If the Blazers can’t throw the veteran switch, they can’t afford to get caught up in the run-and-fun style in the first place. If you can’t stop them later, you have to arrest the action sooner. It’s as simple as that. Except tonight it wasn’t, somehow.
Despite the loss, the Blazers showed several positive signs individually.
Anfernee Simons is a powerhouse off the bench when he makes scoring a priority. He wasn’t a mere microwave tonight, but a full nuclear meltdown. He parlayed 4 made threes in the first half into a 19-point, 6-9 shooting performance that would have brought the house down had his team been able to follow through with the win. When that shot falls, this guy is Big Time.
The Blazers also feature Little Time, as bench forward Nassir Little is showing every sign of coming into his own. He leads with defense...a prized quality in a young player. His help work was as effective as Larry Nance, Jr.’s tonight, and that’s saying something. Little also shot 2-3 from distance, scored 8 points, and grabbed 6 rebounds, 3 offensive. If we’re still talking like this in a month, Blazers fans should start to get excited. Even now, dreaming of a Little, Nance/Robert Covington, Jusuf Nurkic frontcourt should maybe evoke tingles?
Speaking of Nance, Jr., he’s still finding his way. Sometimes on Lego Masters they’ll throw a movement challenge at the builders. They’ll film the builds halfway through and inevitably someone will have a Technic piece hooked up to a motor, spinning off the side of the construction, moving furiously but not really connected to anything meaningful yet. That’s what Nance, Jr. looks like with the Blazers right now. If they can harness that motor—if his energy connects in time and space to the forwards and centers around him—this build could be good. It’s not happening yet, but fans should still appreciate how their new forward moves. He shot 4-5 in 18 minutes tonight with 8 points, 7 rebounds, a steal, and a block.
If you want to talk about appreciation...check out CJ McCollum. If Damian Lillard is like the Incredible Hulk on offense, McCollum is James Bond: never flustered, always with the right tool in hand, smoothly foiling opposing defenses and looking good doing it. Late-game pressure to make up a deficit messed up everybody’s offense tonight. CJ went only 3-9 in the final frame. Even then he connected on a pair of threes, though. Overall McCollum scored 25 with 8 assists. He’s playing the best offense of his career, and that’s saying a TON.
Damian Lillard is not looking as good, unfortunately. He’s not getting deep shots in rhythm. He’s not attempting at the same angles or distances he succeeded at last year. His shot looks great when he can take a couple dribbles, size up, set up, and release. Quick shots coming out of the flow of the offense just don’t look right. He went 5-20 against Charlotte, 2-14 from the arc, and it wasn’t about the defensive pressure.
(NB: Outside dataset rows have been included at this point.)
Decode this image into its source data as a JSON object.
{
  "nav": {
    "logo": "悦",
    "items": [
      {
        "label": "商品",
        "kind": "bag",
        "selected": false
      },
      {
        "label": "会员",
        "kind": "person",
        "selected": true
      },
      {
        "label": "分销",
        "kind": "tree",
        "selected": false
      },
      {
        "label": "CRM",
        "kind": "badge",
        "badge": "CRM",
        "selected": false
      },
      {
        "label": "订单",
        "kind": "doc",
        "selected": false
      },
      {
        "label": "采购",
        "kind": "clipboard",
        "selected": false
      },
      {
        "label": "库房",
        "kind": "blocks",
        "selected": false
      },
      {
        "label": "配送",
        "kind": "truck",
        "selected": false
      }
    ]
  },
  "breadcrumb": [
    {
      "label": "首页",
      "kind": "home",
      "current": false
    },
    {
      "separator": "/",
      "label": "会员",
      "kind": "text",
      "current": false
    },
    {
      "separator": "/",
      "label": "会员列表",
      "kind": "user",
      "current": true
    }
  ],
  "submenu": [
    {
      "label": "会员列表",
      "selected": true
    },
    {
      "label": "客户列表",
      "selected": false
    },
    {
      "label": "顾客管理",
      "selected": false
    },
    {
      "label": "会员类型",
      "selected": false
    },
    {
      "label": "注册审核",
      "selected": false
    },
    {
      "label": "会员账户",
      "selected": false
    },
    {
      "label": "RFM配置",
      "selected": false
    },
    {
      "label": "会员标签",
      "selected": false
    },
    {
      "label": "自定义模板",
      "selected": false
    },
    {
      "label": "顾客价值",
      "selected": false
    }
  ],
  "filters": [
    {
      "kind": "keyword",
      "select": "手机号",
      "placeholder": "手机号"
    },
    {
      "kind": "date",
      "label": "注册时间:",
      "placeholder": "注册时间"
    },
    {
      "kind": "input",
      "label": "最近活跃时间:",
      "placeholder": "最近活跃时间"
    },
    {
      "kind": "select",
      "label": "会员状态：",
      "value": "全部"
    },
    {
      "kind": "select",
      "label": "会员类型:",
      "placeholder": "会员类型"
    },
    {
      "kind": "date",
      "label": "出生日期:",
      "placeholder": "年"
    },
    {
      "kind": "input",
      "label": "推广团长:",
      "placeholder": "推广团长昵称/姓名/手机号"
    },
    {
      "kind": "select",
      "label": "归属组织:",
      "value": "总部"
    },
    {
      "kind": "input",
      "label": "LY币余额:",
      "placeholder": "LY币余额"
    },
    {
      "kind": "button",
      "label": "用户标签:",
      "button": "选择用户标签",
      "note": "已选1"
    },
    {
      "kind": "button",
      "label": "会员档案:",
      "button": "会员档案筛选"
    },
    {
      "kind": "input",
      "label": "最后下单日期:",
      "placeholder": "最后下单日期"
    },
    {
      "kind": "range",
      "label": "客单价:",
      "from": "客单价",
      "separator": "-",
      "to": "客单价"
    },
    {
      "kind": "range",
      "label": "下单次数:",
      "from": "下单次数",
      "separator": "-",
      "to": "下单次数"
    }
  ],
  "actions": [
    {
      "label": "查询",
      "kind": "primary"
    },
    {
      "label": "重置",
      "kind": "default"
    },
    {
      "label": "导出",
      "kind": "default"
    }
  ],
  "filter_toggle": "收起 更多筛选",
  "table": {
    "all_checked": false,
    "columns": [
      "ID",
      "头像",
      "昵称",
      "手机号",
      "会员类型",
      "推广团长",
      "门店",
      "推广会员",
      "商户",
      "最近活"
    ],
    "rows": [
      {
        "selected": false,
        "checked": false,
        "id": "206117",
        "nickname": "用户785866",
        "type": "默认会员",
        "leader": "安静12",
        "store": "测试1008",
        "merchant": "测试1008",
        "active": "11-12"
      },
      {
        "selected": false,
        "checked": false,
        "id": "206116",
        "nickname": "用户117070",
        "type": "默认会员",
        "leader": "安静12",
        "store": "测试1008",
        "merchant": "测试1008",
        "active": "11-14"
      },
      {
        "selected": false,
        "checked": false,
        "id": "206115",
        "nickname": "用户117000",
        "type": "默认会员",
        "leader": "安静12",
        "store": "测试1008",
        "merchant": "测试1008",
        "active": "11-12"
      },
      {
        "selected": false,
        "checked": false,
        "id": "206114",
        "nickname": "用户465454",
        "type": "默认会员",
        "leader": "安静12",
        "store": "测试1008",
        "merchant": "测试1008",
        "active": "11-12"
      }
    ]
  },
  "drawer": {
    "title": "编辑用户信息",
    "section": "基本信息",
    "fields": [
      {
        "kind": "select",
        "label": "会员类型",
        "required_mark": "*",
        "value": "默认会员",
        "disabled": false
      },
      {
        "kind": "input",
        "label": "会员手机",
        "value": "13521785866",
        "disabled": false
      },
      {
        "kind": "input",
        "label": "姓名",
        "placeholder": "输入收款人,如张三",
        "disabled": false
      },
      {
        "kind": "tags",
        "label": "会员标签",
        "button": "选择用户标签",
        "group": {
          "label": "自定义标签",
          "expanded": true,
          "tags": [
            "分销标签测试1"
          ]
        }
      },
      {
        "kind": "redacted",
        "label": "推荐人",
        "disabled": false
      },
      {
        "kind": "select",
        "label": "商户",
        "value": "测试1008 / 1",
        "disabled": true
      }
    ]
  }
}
He did dish a dozen assists.
Speaking of pressure, neither Lillard or McCollum were able to put enough on their counterparts. LaMelo Ball had 27—2 more than McCollum—shooting 50% from the field. Terry Rozier managed 14, the same as Dame. Each shot 4-9 from distance.
An opposing backcourt shooting more efficiently than Dame and CJ is no big deal. When they shoot more efficiently AND outscore Portland’s guards, that’s an issue.
Norman Powell continues to find his way, much like Nance, Jr. He was super-aggressive in the first and third quarters, either attempting threes or cutting straight through the Hornets’ defense when they were looking elsewhere. In the even-numbered periods he either wasn’t on the floor or wasn’t noticeable there. Powell finished the game shooting 6-15, 2-9 from distance, for 14 points.
The scary thing about the evening isn’t just the loss, but that the Blazers have to turn around and play the Philadelphia 76’ers tomorrow. The contest begins at 4:00, Pacific. They’ll all need to play like saints to dodge the potential Halloween hangover.